* _What to work on_
Write out the line that contains "Parse this screenshot: output", then every following line to the end of the records below, with no other lines and no changes.

(Collected data)
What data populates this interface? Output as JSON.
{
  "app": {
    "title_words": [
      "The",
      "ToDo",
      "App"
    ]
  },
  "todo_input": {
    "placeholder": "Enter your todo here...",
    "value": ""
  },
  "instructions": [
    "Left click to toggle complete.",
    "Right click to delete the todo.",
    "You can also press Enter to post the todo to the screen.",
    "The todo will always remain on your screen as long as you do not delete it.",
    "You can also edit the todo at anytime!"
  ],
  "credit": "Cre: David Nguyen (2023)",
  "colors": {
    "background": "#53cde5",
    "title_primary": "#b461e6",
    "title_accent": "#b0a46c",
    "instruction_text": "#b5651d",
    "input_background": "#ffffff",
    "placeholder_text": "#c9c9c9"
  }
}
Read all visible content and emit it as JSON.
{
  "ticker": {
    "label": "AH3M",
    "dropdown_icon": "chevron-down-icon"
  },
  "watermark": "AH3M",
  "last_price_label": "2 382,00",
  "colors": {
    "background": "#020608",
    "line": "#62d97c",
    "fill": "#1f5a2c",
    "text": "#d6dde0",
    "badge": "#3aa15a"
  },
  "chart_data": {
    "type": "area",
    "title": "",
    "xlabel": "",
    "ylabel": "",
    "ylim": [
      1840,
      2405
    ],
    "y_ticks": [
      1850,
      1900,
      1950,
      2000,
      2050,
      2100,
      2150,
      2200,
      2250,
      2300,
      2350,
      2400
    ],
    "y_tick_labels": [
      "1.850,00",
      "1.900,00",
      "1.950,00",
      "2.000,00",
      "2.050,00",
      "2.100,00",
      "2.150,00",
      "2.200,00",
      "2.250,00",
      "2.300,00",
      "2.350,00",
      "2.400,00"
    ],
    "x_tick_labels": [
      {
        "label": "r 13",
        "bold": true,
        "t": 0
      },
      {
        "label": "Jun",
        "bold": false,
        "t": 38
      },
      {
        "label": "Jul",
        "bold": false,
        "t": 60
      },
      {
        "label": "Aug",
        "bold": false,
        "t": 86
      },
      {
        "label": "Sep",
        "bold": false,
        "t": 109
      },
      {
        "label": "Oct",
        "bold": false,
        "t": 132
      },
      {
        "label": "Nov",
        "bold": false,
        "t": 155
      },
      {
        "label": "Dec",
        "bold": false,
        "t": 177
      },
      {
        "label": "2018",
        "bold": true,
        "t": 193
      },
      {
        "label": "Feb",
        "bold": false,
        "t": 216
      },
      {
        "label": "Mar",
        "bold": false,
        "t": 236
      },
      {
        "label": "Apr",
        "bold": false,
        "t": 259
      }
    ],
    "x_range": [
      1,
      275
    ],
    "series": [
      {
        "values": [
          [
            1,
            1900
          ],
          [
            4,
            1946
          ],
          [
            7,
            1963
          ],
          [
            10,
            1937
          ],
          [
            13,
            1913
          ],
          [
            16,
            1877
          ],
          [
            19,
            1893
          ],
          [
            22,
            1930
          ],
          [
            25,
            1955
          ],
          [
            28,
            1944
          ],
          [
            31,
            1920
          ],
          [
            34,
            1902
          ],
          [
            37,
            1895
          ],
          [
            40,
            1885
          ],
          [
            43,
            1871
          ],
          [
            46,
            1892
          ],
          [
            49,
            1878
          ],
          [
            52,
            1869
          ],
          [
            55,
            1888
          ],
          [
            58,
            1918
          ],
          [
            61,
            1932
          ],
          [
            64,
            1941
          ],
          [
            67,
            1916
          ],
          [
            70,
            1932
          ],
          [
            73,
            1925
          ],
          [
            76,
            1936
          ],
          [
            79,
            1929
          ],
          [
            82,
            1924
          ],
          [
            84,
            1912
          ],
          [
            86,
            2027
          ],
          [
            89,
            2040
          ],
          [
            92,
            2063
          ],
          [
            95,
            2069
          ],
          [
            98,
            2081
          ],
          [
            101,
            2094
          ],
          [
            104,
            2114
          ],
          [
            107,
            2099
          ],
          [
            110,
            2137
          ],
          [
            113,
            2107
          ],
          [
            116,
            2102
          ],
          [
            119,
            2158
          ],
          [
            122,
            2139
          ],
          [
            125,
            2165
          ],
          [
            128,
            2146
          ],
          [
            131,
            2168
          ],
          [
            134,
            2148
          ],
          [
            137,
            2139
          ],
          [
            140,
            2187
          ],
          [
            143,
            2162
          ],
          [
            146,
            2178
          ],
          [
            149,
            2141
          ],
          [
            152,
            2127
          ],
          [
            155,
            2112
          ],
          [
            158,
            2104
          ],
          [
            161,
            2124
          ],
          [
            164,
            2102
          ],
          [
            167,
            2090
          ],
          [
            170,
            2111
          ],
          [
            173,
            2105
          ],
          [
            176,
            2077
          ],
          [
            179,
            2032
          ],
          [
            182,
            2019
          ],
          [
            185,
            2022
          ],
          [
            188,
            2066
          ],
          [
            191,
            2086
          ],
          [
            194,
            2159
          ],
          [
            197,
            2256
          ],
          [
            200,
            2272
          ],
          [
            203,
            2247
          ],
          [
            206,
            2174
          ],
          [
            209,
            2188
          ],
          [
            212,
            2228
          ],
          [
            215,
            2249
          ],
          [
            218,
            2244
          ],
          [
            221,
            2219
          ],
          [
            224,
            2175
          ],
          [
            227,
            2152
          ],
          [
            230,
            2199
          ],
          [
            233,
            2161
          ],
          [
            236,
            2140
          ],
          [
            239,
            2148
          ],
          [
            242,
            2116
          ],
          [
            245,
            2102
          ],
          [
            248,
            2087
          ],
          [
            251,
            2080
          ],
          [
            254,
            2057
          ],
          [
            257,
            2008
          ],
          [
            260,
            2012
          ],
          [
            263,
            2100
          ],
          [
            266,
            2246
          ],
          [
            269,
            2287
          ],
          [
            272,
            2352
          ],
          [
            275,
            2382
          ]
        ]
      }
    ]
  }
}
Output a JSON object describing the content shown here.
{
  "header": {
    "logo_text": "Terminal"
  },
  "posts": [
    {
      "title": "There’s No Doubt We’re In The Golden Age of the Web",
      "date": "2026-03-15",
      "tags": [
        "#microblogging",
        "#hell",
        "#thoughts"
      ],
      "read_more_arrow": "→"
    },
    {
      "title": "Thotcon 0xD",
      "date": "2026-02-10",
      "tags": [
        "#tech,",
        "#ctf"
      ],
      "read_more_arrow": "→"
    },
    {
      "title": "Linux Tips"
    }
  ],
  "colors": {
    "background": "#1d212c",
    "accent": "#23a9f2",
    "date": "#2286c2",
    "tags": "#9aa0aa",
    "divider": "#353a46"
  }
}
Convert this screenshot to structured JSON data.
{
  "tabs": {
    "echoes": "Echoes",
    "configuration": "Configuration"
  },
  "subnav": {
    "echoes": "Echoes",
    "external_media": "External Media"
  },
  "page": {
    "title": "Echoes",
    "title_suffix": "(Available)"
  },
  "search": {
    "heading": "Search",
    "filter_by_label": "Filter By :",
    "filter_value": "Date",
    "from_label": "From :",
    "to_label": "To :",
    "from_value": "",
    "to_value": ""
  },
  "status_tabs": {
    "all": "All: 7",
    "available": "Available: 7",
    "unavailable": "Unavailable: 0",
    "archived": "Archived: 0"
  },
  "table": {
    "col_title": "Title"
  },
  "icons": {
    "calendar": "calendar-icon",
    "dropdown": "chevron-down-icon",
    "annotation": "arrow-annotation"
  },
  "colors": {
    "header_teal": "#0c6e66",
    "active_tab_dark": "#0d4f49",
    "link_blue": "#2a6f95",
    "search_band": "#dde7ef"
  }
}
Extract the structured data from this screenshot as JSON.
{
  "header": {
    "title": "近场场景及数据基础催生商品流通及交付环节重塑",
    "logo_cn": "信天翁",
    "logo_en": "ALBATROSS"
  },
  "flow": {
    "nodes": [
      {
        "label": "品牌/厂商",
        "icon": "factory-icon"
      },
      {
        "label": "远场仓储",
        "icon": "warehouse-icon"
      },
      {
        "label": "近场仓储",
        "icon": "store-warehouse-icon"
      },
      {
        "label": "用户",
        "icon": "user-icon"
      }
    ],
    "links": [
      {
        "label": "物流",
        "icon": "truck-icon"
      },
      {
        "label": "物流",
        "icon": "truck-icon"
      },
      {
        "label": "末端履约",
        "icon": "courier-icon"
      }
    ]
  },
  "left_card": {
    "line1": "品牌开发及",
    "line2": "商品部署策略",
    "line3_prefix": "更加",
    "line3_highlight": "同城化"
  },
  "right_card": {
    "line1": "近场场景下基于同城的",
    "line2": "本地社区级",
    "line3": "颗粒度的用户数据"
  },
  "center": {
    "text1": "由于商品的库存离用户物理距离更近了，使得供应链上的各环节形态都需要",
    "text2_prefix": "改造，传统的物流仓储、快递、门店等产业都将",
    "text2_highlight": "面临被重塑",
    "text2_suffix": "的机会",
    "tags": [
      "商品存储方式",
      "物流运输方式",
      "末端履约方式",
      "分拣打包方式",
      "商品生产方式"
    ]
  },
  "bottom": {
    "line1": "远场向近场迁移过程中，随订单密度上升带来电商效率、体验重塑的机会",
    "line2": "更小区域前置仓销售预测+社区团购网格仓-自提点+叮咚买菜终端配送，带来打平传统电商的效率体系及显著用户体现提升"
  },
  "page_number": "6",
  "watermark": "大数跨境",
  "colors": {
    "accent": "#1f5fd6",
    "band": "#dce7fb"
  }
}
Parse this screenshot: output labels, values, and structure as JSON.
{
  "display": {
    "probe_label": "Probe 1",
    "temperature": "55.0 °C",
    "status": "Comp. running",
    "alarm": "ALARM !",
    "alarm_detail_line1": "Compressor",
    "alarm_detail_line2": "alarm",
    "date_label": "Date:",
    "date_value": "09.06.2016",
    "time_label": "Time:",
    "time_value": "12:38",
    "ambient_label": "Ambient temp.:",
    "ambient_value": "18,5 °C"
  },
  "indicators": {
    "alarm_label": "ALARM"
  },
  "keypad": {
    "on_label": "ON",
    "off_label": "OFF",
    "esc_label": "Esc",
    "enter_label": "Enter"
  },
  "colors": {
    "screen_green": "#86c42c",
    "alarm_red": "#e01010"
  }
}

* _Your solution_
Parse this screenshot: output labels, values, and structure as JSON.
{
  "display": {
    "probe_label": "Probe 1",
    "temperature": "55.0 °C",
    "status": "Comp. running",
    "alarm": "ALARM !",
    "alarm_detail_line1": "Compressor",
    "alarm_detail_line2": "alarm",
    "date_label": "Date:",
    "date_value": "09.06.2016",
    "time_label": "Time:",
    "time_value": "12:38",
    "ambient_label": "Ambient temp.:",
    "ambient_value": "18,5 °C"
  },
  "indicators": {
    "alarm_label": "ALARM"
  },
  "keypad": {
    "on_label": "ON",
    "off_label": "OFF",
    "esc_label": "Esc",
    "enter_label": "Enter"
  },
  "colors": {
    "screen_green": "#86c42c",
    "alarm_red": "#e01010"
  }
}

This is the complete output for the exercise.